BY: LAUREN D’SOUZA
Americans live a lifestyle focused on disposable goods. Instead of having to deal with the hassle of carrying around and cleaning out reusable items, it often seems easier or more convenient to grab one-time use products. However, this attitude can be dangerous and lead to an immense amount of plastic waste that ends up in our landfills—even our campus waste audit found that a good proportion of Harvey Mudd’s waste was comprised of single-use items.
Further, we often use disposable products on a daily basis, rather than just occasionally. This leads to an accumulation of waste over time that is hard for us to notice and be mindful of in our every day lives. Even if some of these disposable products are recyclable, the sheer volume and concentration of their use creates a massive waste problem. The EPA’s 2010 waste audit estimated that 21.3 percent of landfill waste is from “nondurable, disposable goods.” 
So, for your convenience, we’ve put together a list of unique alternatives to disposable, everyday goods that you can start using today.
Alternatives to Disposable Products
As an alternative to single-use plastic cutlery, an Indian startup called Bakeys has created a groundbreaking edible spoon, made primarily from sorghum (millet). Sorghum is a sustainable substitute for rice, especially given the climate change-induced shortage of rainfall—it requires 3.5 times less water per ton than rice to grow.  Each utensil has a shelf life of three years, and they come in different flavors like hot and spicy, ginger, garlic, or onion. The utensils are completely edible, but they also biodegrade in 3-5 days because Bakeys uses no preservatives or chemicals in the manufacturing process. The best part: you can buy 100 utensils for just $4, only slightly more than the current price of plastic cutlery.

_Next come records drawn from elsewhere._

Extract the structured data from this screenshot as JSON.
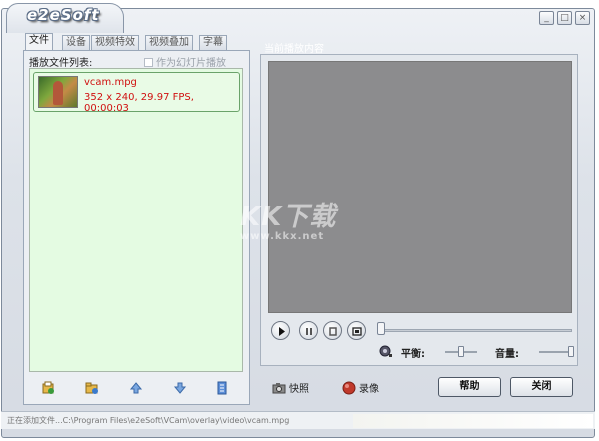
{
  "window": {
    "logo": "e2eSoft",
    "min_label": "_",
    "max_label": "□",
    "close_label": "×"
  },
  "tabs": [
    {
      "label": "文件",
      "active": true
    },
    {
      "label": "设备",
      "active": false
    },
    {
      "label": "视频特效",
      "active": false
    },
    {
      "label": "视频叠加",
      "active": false
    },
    {
      "label": "字幕",
      "active": false
    }
  ],
  "playlist": {
    "label": "播放文件列表:",
    "slideshow_label": "作为幻灯片播放",
    "slideshow_checked": false,
    "items": [
      {
        "name": "vcam.mpg",
        "info": "352 x 240, 29.97 FPS, 00:00:03"
      }
    ]
  },
  "list_toolbar": {
    "icons": [
      "add-file-icon",
      "add-folder-icon",
      "move-up-icon",
      "move-down-icon",
      "properties-icon"
    ]
  },
  "preview": {
    "title": "当前播放内容",
    "watermark_main": "KK下载",
    "watermark_url": "www.kkx.net"
  },
  "playback": {
    "controls": [
      "play-icon",
      "pause-icon",
      "stop-icon",
      "loop-icon"
    ],
    "seek_position": 0,
    "balance_label": "平衡:",
    "volume_label": "音量:",
    "balance_level": 0.5,
    "volume_level": 1.0
  },
  "actions": {
    "snapshot_label": "快照",
    "record_label": "录像",
    "help_label": "帮助",
    "close_label": "关闭"
  },
  "status": {
    "text": "正在添加文件...C:\\Program Files\\e2eSoft\\VCam\\overlay\\video\\vcam.mpg"
  },
  "colors": {
    "file_text": "#d01010",
    "list_background": "#e4fbe2",
    "video_background": "#8c8c8e"
  }
}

You may have heard that Keurig has just made their single-serve instant coffee pods recyclable. Although this is an improvement from their prior non-recyclable pods, the New York Times writes that the new pods are not compostable and not reusable, and Keurig will still be selling billions of pieces of plastic every year.  The good news is that Keurig does make a durable, reusable K-Cup made from mesh that works on every Keurig model. You can fill the filter (called My K-Cup) with any coffee grounds or tea leaves, and insert it in the Keurig like a normal K-Cup. If you want to go the extra mile, you can even compost the used grounds or leaves before you wash out the reusable K-Cup! You can also check out non-Keurig affiliated reusable cups such as Solofill or Ekobrew. If you’re still a fan of the pre-packaged single-use cups, be sure to grab a tool like the “Recycle A Cup,” which cuts and separates used K-Cups for recycling.
Tea bags also account for a large amount of everyday waste. Although most (staple-free) tea bags are compostable, many people just throw them out, sending them to the landfill. To avoid this unnecessary waste, we recommend using tea infusers or tea steepers instead. All you need to do is pack these metal-mesh balls with loose leaf tea and let them brew in a mug of hot water, just like you would do with a tea bag. Tea steepers come in many shapes and forms—you can try a silicone infuser, a mesh ball, or a lidded resting steeper.
Menstrual cups are the only reusable feminine hygiene product out there, and they come with huge environmental implications. Menstrual cups are reusable, washable silicone cups that reduce the waste and cost that are usually associated with a menstrual cycle. According to the Diva Cup’s website, the average American woman uses 300-420 pads or tampons per year, all of which end up in a landfill. This sanitary waste also has the potential to leach into groundwater, lakes, and streams, posing public health risks. There are lots of brands of menstrual cups: the Diva Cup (the most popular), FemmyCycle, Lunette, LENA, and Eva Cup are just a few that are currently on the market.
Although manual toothbrushes seem to have a longer use than some of the disposable products discussed above, the plastic and silicone materials remain in landfills for hundreds or thousands of years. Considering that 4.7 billion plastic toothbrushes are deposited in landfills every year, this makes for a massive amount of plastic waste.  Bamboo toothbrushes, like those made by Brush with Bamboo, The Environmental Toothbrush, and Gessato, are completely biodegradable and compostable—and, they’re just as inexpensive as plastic toothbrushes.
Even if it may seem easier or more convenient to buy a single-use product that you can throw away after using, exercise your power as a consumer and choose to buy reusable items instead.